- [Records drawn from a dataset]
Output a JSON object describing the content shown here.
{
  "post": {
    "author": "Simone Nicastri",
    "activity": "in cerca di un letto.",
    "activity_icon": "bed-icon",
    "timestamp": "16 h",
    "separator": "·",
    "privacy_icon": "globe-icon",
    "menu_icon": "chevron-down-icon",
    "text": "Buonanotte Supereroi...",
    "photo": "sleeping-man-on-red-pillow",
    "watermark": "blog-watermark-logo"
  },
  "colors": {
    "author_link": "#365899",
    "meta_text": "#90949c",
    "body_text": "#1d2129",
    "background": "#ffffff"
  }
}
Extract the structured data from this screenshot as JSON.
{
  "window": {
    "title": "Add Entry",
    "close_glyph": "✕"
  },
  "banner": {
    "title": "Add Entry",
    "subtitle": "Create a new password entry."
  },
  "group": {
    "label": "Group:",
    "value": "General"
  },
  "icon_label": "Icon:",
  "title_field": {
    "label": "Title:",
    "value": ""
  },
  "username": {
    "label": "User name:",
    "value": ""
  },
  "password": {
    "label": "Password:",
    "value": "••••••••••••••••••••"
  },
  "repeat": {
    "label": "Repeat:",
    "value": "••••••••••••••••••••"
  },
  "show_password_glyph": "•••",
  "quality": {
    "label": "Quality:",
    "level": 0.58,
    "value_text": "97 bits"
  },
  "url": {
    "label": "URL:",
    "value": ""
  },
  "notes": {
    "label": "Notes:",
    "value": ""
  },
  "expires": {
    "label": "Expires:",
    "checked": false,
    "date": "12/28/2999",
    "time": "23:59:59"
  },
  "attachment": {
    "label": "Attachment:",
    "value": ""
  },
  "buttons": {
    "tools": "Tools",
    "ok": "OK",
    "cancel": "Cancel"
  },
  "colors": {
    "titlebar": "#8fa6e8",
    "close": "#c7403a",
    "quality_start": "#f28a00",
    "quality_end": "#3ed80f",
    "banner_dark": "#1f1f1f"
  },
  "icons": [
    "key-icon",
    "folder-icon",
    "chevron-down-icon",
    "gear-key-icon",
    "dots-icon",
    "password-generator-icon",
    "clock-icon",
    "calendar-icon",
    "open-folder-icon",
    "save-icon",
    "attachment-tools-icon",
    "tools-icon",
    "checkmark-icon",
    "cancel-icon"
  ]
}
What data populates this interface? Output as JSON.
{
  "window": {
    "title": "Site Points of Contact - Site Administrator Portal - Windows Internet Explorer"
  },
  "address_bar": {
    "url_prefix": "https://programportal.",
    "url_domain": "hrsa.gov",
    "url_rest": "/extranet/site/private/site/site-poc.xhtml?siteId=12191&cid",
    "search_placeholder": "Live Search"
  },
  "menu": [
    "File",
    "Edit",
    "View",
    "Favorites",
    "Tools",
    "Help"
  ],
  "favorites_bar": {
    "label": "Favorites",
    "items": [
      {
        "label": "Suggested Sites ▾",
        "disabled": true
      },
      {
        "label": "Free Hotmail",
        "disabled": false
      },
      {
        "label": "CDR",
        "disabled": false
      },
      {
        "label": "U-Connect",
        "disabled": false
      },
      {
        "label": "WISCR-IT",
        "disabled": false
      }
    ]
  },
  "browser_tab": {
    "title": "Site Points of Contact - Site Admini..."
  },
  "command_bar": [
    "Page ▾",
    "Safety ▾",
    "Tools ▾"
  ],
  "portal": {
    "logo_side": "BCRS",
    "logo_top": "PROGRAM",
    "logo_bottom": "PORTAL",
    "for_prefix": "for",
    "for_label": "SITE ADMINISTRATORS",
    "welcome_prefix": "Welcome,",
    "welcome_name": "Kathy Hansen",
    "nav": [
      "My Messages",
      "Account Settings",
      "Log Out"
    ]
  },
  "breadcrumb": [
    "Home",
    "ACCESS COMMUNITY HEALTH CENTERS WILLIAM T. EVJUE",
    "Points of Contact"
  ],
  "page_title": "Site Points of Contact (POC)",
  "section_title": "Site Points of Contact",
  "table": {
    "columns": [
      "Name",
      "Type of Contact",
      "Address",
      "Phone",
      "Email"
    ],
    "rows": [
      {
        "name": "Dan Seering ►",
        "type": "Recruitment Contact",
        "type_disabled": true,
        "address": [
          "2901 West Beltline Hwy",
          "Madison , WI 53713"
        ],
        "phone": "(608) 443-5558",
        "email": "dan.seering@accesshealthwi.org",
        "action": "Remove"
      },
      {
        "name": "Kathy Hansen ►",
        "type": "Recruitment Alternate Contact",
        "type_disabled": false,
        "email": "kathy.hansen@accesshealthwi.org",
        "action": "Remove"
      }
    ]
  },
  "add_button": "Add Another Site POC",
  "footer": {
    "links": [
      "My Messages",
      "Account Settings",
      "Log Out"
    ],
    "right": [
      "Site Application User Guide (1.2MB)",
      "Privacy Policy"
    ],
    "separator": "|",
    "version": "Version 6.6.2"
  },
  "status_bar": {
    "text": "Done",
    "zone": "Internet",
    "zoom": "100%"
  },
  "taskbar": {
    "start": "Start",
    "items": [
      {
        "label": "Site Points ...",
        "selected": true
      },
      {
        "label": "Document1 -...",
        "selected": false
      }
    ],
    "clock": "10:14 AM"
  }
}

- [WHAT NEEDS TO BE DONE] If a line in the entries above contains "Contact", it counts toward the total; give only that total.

- [ANSWER SECTION] 8